The only scores worthy of note on the Otago side were Symonds's 33 and H. Hodge's 26. Tho former swept several to leg m his characteristic style, but Hodge failed to take advantage of many a hitable ball. Otago batsmen in all' classes, it would seem, are troubled with overcautiousness in matches of importance. The best batting display was that, of Dr Ross, who, although only scoring 15 and 14. made his runs by ireo and attractive cricket. Spectators were sorry to sco him go. In a, low-scoring match the bowlers naturally have the most say. and some good averages were ohtained. (,'rossan, for the winners, took in oil ten wickets for 51 runs, his figures being almost identical in each innings—five for 26 and five for 28. On the Otago side, Torrance got eight for 61, but he did not exhibit the same com mand over the ball as Butler. In the second innings especially he pitched quite a lot of halls doud oil the wicket ;md swinging away to leg. liutler used bis head more, unci kept a good leneth. The old Car/sbrook player look five for 12 altogether. .Svmoiuls'only accounted for two victims. This bowler's run to the wickets is more peculiar tluyi e V c.r. He starts on an angle, runs a few yards, stops and shutiles his feet for all tho world as though he was frightening fowls front a. garden, then steps to tho crease, stops dead, and pushes the ball up. The advantage of tin: run is altogether lost by the stoppages, and especially by the" dead step at tho finish. lie might just as well stand and deliver without the exertion of run ning at, all. The general dalness of tlie play appeared to affect some of tho local lic'ldsir.-ii <.: i Saturday, for 1 noticed two at least stretch themselves on the ground for a rest whenever a 4 was hit, or a. batsman was out, or during any other interval. And this after play had been in progress only an hour! —Otago's Only Win.— It. was kft to the University eleven to place to the credit of Otago the onlv win in nil four matches played at (,'hiisfm:is time. The Light Blues brat Victoria' College at Wellington by an inning:, and 'Zi runs, making 249 and disponing of their opponents for 68 and 154. ,1. Smith mid T. Adams, of Cari.-brook A, go! 80 not-out and 40 respeaivolv. Tweedy' heinn itmiohsible for 7,7. A. >. A lino'put up an excellent bnrling ]«M fotmanco in the lii.-t innings by taking seven wickets for 7,5. Tweedy also how-led well.

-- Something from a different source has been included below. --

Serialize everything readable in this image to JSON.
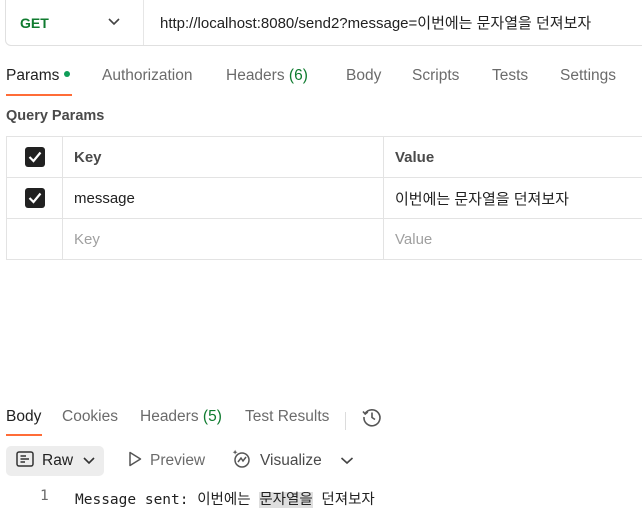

Permanent link to this item
CRICKET NOTES, Evening Star, Issue 15688, 30 December 1914
CRICKET NOTES Evening Star, Issue 15688, 30 December 1914
Using This Item
Allied Press Ltd is the copyright owner for the Evening Star. You can reproduce in-copyright material from this newspaper for non-commercial use under a Creative Commons New Zealand BY-NC-SA licence. This newspaper is not available for commercial use without the consent of Allied Press Ltd. For advice on reproduction of out-of-copyright material from this newspaper, please refer to the Copyright guide.